╔══

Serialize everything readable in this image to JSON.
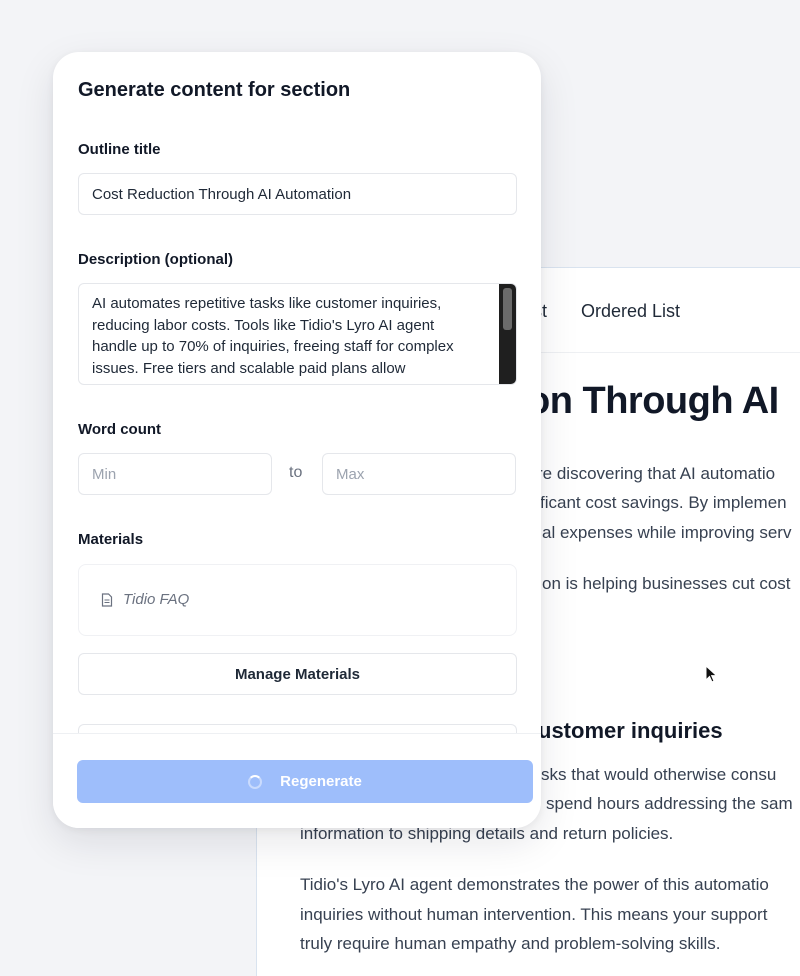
{
  "modal": {
    "title": "Generate content for section",
    "outline_label": "Outline title",
    "outline_value": "Cost Reduction Through AI Automation",
    "description_label": "Description (optional)",
    "description_lines": [
      "AI automates repetitive tasks like customer inquiries,",
      "reducing labor costs. Tools like Tidio's Lyro AI agent",
      "handle up to 70% of inquiries, freeing staff for complex",
      "issues. Free tiers and scalable paid plans allow"
    ],
    "word_count_label": "Word count",
    "min_placeholder": "Min",
    "to_label": "to",
    "max_placeholder": "Max",
    "materials_label": "Materials",
    "materials": [
      {
        "name": "Tidio FAQ",
        "icon": "document-icon"
      }
    ],
    "manage_button": "Manage Materials",
    "regenerate_button": "Regenerate"
  },
  "document": {
    "toolbar": {
      "unordered_partial": "List",
      "ordered": "Ordered List"
    },
    "title_partial": "on Through AI",
    "paragraph1": [
      "re discovering that AI automatio",
      "ficant cost savings. By implemen",
      "al expenses while improving serv"
    ],
    "paragraph2": "on is helping businesses cut cost",
    "heading2_partial": "ustomer inquiries",
    "paragraph3": [
      "sks that would otherwise consu",
      "spend hours addressing the sam",
      "information to shipping details and return policies."
    ],
    "paragraph4": [
      "Tidio's Lyro AI agent demonstrates the power of this automatio",
      "inquiries without human intervention. This means your support",
      "truly require human empathy and problem-solving skills."
    ]
  },
  "colors": {
    "primary_button": "#9ebefb",
    "background": "#f3f4f7",
    "text": "#111827",
    "muted": "#6b7280"
  }
}
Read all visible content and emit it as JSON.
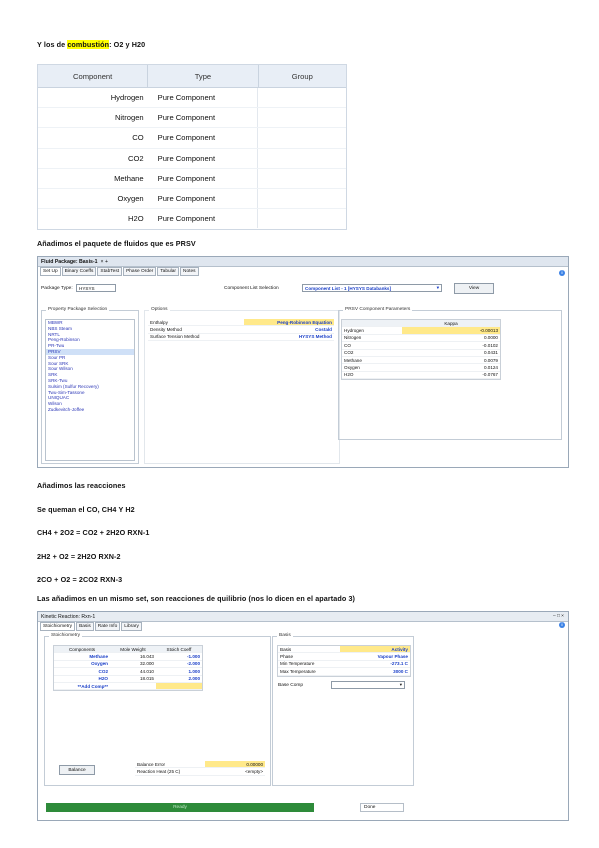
{
  "intro": {
    "prefix": "Y los de ",
    "highlight": "combustión",
    "suffix": ": O2 y H20"
  },
  "component_table": {
    "headers": [
      "Component",
      "Type",
      "Group"
    ],
    "rows": [
      {
        "component": "Hydrogen",
        "type": "Pure Component"
      },
      {
        "component": "Nitrogen",
        "type": "Pure Component"
      },
      {
        "component": "CO",
        "type": "Pure Component"
      },
      {
        "component": "CO2",
        "type": "Pure Component"
      },
      {
        "component": "Methane",
        "type": "Pure Component"
      },
      {
        "component": "Oxygen",
        "type": "Pure Component"
      },
      {
        "component": "H2O",
        "type": "Pure Component"
      }
    ]
  },
  "para2": "Añadimos el paquete de fluidos que es PRSV",
  "fluid_pkg": {
    "title": "Fluid Package: Basis-1",
    "tabs": [
      "Set Up",
      "Binary Coeffs",
      "StabTest",
      "Phase Order",
      "Tabular",
      "Notes"
    ],
    "package_type_label": "Package Type:",
    "package_type_value": "HYSYS",
    "component_list_label": "Component List Selection",
    "component_list_value": "Component List - 1 [HYSYS Databanks]",
    "view_button": "View",
    "property_package_label": "Property Package Selection",
    "property_packages": [
      "MBWR",
      "NBS Steam",
      "NRTL",
      "Peng-Robinson",
      "PR-Twu",
      "PRSV",
      "Sour PR",
      "Sour SRK",
      "Sour Wilson",
      "SRK",
      "SRK-Twu",
      "Sulsim (Sulfur Recovery)",
      "Twu-Sim-Tassone",
      "UNIQUAC",
      "Wilson",
      "Zudkevitch-Joffee"
    ],
    "selected_package": "PRSV",
    "options_label": "Options",
    "options": [
      {
        "name": "Enthalpy",
        "value": "Peng-Robinson Equation"
      },
      {
        "name": "Density Method",
        "value": "Costald"
      },
      {
        "name": "Surface Tension Method",
        "value": "HYSYS Method"
      }
    ],
    "params_label": "PRSV Component Parameters",
    "params_header": "Kappa",
    "params": [
      {
        "name": "Hydrogen",
        "value": "-0.00013"
      },
      {
        "name": "Nitrogen",
        "value": "0.0000"
      },
      {
        "name": "CO",
        "value": "-0.0102"
      },
      {
        "name": "CO2",
        "value": "0.0431"
      },
      {
        "name": "Methane",
        "value": "0.0079"
      },
      {
        "name": "Oxygen",
        "value": "0.0124"
      },
      {
        "name": "H2O",
        "value": "-0.0767"
      }
    ]
  },
  "para3": "Añadimos las reacciones",
  "para4": "Se queman el CO, CH4 Y H2",
  "rxns": [
    "CH4 + 2O2 = CO2 + 2H2O RXN-1",
    "2H2 + O2 = 2H2O RXN-2",
    "2CO + O2 = 2CO2 RXN-3"
  ],
  "para5": "Las añadimos en un mismo set, son reacciones de quilibrio (nos lo dicen en el apartado 3)",
  "reaction_win": {
    "title": "Kinetic Reaction: Rxn-1",
    "tabs": [
      "Stoichiometry",
      "Basis",
      "Rate Info",
      "Library"
    ],
    "stoich_label": "Stoichiometry",
    "col_headers": [
      "Components",
      "Mole Weight",
      "Stoich Coeff"
    ],
    "rows": [
      {
        "component": "Methane",
        "mw": "16.043",
        "coeff": "-1.000"
      },
      {
        "component": "Oxygen",
        "mw": "32.000",
        "coeff": "-2.000"
      },
      {
        "component": "CO2",
        "mw": "44.010",
        "coeff": "1.000"
      },
      {
        "component": "H2O",
        "mw": "18.015",
        "coeff": "2.000"
      }
    ],
    "add_comp": "**Add Comp**",
    "balance_btn": "Balance",
    "balance_error_label": "Balance Error",
    "balance_error_value": "0.00000",
    "heat_label": "Reaction Heat (25 C)",
    "heat_value": "<empty>",
    "basis_label": "Basis",
    "basis_rows": [
      {
        "name": "Basis",
        "value": "Activity"
      },
      {
        "name": "Phase",
        "value": "Vapour Phase"
      },
      {
        "name": "Min Temperature",
        "value": "-273.1 C"
      },
      {
        "name": "Max Temperature",
        "value": "3000 C"
      }
    ],
    "base_comp_label": "Base Comp",
    "status": "Ready",
    "status_right": "Done"
  }
}
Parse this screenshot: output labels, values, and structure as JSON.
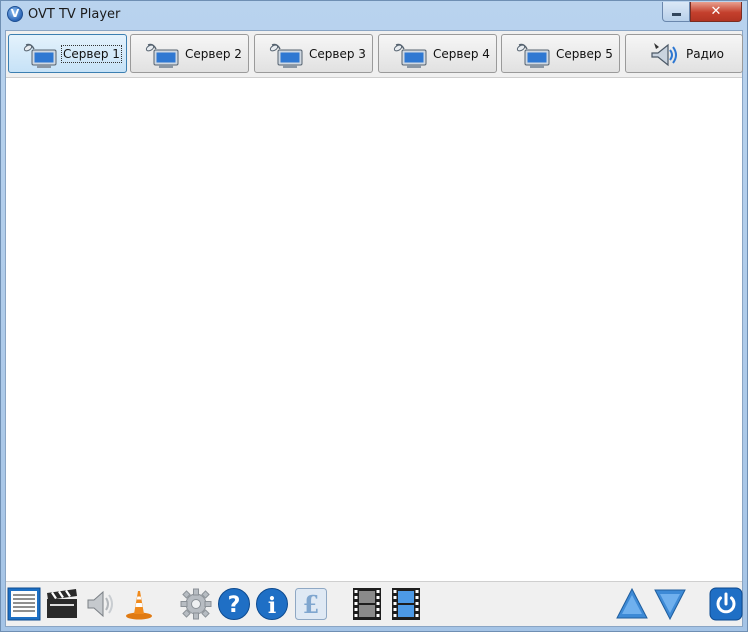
{
  "window": {
    "title": "OVT TV Player",
    "icon_letter": "V",
    "close_glyph": "✕"
  },
  "tabs": [
    {
      "label": "Сервер 1",
      "icon": "satellite-monitor-icon",
      "active": true
    },
    {
      "label": "Сервер 2",
      "icon": "satellite-monitor-icon",
      "active": false
    },
    {
      "label": "Сервер 3",
      "icon": "satellite-monitor-icon",
      "active": false
    },
    {
      "label": "Сервер 4",
      "icon": "satellite-monitor-icon",
      "active": false
    },
    {
      "label": "Сервер 5",
      "icon": "satellite-monitor-icon",
      "active": false
    },
    {
      "label": "Радио",
      "icon": "speaker-music-icon",
      "active": false
    }
  ],
  "toolbar": {
    "icons": [
      "playlist-icon",
      "clapperboard-icon",
      "speaker-icon",
      "vlc-cone-icon",
      "settings-gear-icon",
      "help-icon",
      "info-icon",
      "pound-currency-icon",
      "film-strip-icon",
      "film-strip-blue-icon",
      "arrow-up-icon",
      "arrow-down-icon",
      "power-icon"
    ]
  },
  "colors": {
    "title_bar": "#b9d3ee",
    "active_tab": "#c6e2f7",
    "close_button": "#c4402d",
    "accent_blue": "#1f6fc5"
  }
}
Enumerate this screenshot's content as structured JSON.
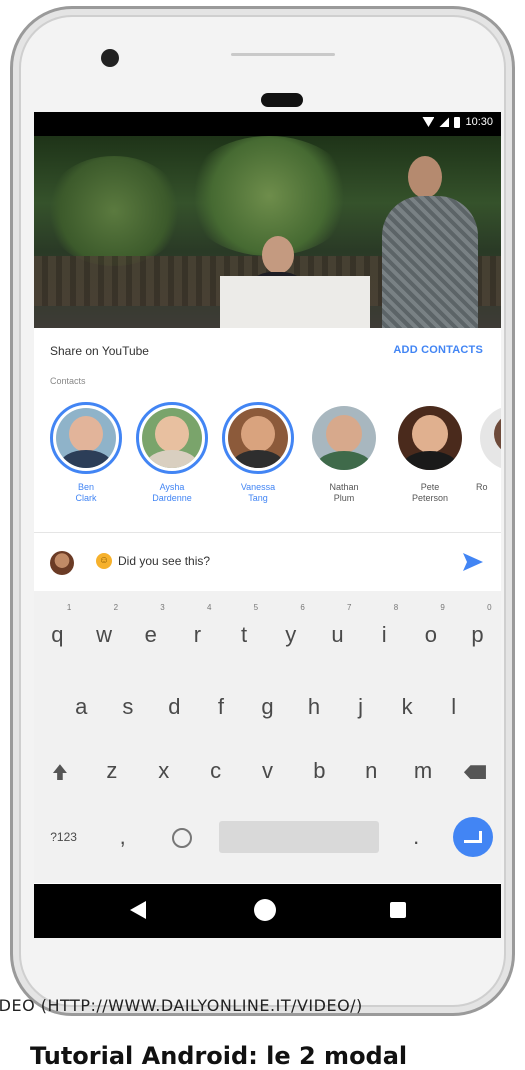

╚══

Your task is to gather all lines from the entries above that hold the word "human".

Answer to the exercise:
      "inquiries without human intervention. This means your support",
      "truly require human empathy and problem-solving skills."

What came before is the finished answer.